**Action item:** The data below must be copied in full and without any change.

#### Data extracts ####

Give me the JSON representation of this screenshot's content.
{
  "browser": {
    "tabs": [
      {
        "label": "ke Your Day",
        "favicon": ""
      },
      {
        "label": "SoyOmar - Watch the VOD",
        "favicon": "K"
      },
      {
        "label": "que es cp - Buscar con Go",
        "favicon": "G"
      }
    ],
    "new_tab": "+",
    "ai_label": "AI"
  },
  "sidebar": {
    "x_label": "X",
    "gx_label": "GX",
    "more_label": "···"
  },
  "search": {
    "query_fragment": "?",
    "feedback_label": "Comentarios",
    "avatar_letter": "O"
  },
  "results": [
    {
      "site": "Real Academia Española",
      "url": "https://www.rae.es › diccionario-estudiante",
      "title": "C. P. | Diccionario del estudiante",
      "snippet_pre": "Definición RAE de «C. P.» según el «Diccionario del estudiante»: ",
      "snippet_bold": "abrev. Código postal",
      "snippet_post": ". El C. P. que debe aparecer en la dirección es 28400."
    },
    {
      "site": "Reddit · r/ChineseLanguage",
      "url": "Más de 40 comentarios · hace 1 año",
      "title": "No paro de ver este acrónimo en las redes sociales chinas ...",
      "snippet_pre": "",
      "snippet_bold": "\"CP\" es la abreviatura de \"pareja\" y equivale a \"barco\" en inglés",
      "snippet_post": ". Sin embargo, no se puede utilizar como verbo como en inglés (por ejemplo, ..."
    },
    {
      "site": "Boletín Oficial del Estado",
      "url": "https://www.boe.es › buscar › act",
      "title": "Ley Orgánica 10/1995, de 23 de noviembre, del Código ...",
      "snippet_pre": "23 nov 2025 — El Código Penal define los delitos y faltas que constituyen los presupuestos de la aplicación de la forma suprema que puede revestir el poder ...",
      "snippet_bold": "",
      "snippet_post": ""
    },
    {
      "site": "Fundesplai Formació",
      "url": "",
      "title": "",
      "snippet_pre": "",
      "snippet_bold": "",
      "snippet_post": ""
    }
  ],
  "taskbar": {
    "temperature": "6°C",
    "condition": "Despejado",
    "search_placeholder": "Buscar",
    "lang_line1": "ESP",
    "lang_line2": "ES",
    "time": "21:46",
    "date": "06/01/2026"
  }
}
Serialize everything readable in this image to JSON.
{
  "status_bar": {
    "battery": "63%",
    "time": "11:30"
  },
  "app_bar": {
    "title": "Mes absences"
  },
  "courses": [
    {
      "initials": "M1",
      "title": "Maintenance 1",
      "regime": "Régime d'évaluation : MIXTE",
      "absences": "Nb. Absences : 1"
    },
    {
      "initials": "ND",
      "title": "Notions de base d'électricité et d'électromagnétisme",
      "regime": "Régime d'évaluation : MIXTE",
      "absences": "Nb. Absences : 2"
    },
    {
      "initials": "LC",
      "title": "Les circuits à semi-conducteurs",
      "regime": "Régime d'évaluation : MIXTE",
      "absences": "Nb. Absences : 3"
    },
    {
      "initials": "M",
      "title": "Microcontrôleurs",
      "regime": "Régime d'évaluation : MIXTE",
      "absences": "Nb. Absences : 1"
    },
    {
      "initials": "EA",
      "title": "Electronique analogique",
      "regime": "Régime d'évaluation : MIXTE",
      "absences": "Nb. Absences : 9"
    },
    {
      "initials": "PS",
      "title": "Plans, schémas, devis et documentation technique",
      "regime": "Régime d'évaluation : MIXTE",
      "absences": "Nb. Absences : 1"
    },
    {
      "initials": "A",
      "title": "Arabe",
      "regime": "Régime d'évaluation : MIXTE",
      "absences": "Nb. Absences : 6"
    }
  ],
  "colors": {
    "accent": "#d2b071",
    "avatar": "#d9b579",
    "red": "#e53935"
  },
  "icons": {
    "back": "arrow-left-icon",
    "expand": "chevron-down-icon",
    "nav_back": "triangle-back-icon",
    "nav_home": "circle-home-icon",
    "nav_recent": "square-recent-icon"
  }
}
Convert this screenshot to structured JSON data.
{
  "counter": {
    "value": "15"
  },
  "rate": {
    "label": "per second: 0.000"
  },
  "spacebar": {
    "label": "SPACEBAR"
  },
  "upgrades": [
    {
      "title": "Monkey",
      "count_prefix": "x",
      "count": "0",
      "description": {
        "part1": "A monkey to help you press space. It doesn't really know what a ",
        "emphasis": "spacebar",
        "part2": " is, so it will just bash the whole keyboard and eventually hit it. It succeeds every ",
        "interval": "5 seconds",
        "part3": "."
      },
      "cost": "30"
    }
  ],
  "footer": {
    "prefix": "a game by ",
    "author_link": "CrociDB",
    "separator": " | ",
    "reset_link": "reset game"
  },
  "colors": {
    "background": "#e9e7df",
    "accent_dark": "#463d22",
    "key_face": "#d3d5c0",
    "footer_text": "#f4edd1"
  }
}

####

**Written solution:**
Give me the JSON representation of this screenshot's content.
{
  "browser": {
    "tabs": [
      {
        "label": "ke Your Day",
        "favicon": ""
      },
      {
        "label": "SoyOmar - Watch the VOD",
        "favicon": "K"
      },
      {
        "label": "que es cp - Buscar con Go",
        "favicon": "G"
      }
    ],
    "new_tab": "+",
    "ai_label": "AI"
  },
  "sidebar": {
    "x_label": "X",
    "gx_label": "GX",
    "more_label": "···"
  },
  "search": {
    "query_fragment": "?",
    "feedback_label": "Comentarios",
    "avatar_letter": "O"
  },
  "results": [
    {
      "site": "Real Academia Española",
      "url": "https://www.rae.es › diccionario-estudiante",
      "title": "C. P. | Diccionario del estudiante",
      "snippet_pre": "Definición RAE de «C. P.» según el «Diccionario del estudiante»: ",
      "snippet_bold": "abrev. Código postal",
      "snippet_post": ". El C. P. que debe aparecer en la dirección es 28400."
    },
    {
      "site": "Reddit · r/ChineseLanguage",
      "url": "Más de 40 comentarios · hace 1 año",
      "title": "No paro de ver este acrónimo en las redes sociales chinas ...",
      "snippet_pre": "",
      "snippet_bold": "\"CP\" es la abreviatura de \"pareja\" y equivale a \"barco\" en inglés",
      "snippet_post": ". Sin embargo, no se puede utilizar como verbo como en inglés (por ejemplo, ..."
    },
    {
      "site": "Boletín Oficial del Estado",
      "url": "https://www.boe.es › buscar › act",
      "title": "Ley Orgánica 10/1995, de 23 de noviembre, del Código ...",
      "snippet_pre": "23 nov 2025 — El Código Penal define los delitos y faltas que constituyen los presupuestos de la aplicación de la forma suprema que puede revestir el poder ...",
      "snippet_bold": "",
      "snippet_post": ""
    },
    {
      "site": "Fundesplai Formació",
      "url": "",
      "title": "",
      "snippet_pre": "",
      "snippet_bold": "",
      "snippet_post": ""
    }
  ],
  "taskbar": {
    "temperature": "6°C",
    "condition": "Despejado",
    "search_placeholder": "Buscar",
    "lang_line1": "ESP",
    "lang_line2": "ES",
    "time": "21:46",
    "date": "06/01/2026"
  }
}
Serialize everything readable in this image to JSON.
{
  "status_bar": {
    "battery": "63%",
    "time": "11:30"
  },
  "app_bar": {
    "title": "Mes absences"
  },
  "courses": [
    {
      "initials": "M1",
      "title": "Maintenance 1",
      "regime": "Régime d'évaluation : MIXTE",
      "absences": "Nb. Absences : 1"
    },
    {
      "initials": "ND",
      "title": "Notions de base d'électricité et d'électromagnétisme",
      "regime": "Régime d'évaluation : MIXTE",
      "absences": "Nb. Absences : 2"
    },
    {
      "initials": "LC",
      "title": "Les circuits à semi-conducteurs",
      "regime": "Régime d'évaluation : MIXTE",
      "absences": "Nb. Absences : 3"
    },
    {
      "initials": "M",
      "title": "Microcontrôleurs",
      "regime": "Régime d'évaluation : MIXTE",
      "absences": "Nb. Absences : 1"
    },
    {
      "initials": "EA",
      "title": "Electronique analogique",
      "regime": "Régime d'évaluation : MIXTE",
      "absences": "Nb. Absences : 9"
    },
    {
      "initials": "PS",
      "title": "Plans, schémas, devis et documentation technique",
      "regime": "Régime d'évaluation : MIXTE",
      "absences": "Nb. Absences : 1"
    },
    {
      "initials": "A",
      "title": "Arabe",
      "regime": "Régime d'évaluation : MIXTE",
      "absences": "Nb. Absences : 6"
    }
  ],
  "colors": {
    "accent": "#d2b071",
    "avatar": "#d9b579",
    "red": "#e53935"
  },
  "icons": {
    "back": "arrow-left-icon",
    "expand": "chevron-down-icon",
    "nav_back": "triangle-back-icon",
    "nav_home": "circle-home-icon",
    "nav_recent": "square-recent-icon"
  }
}
Convert this screenshot to structured JSON data.
{
  "counter": {
    "value": "15"
  },
  "rate": {
    "label": "per second: 0.000"
  },
  "spacebar": {
    "label": "SPACEBAR"
  },
  "upgrades": [
    {
      "title": "Monkey",
      "count_prefix": "x",
      "count": "0",
      "description": {
        "part1": "A monkey to help you press space. It doesn't really know what a ",
        "emphasis": "spacebar",
        "part2": " is, so it will just bash the whole keyboard and eventually hit it. It succeeds every ",
        "interval": "5 seconds",
        "part3": "."
      },
      "cost": "30"
    }
  ],
  "footer": {
    "prefix": "a game by ",
    "author_link": "CrociDB",
    "separator": " | ",
    "reset_link": "reset game"
  },
  "colors": {
    "background": "#e9e7df",
    "accent_dark": "#463d22",
    "key_face": "#d3d5c0",
    "footer_text": "#f4edd1"
  }
}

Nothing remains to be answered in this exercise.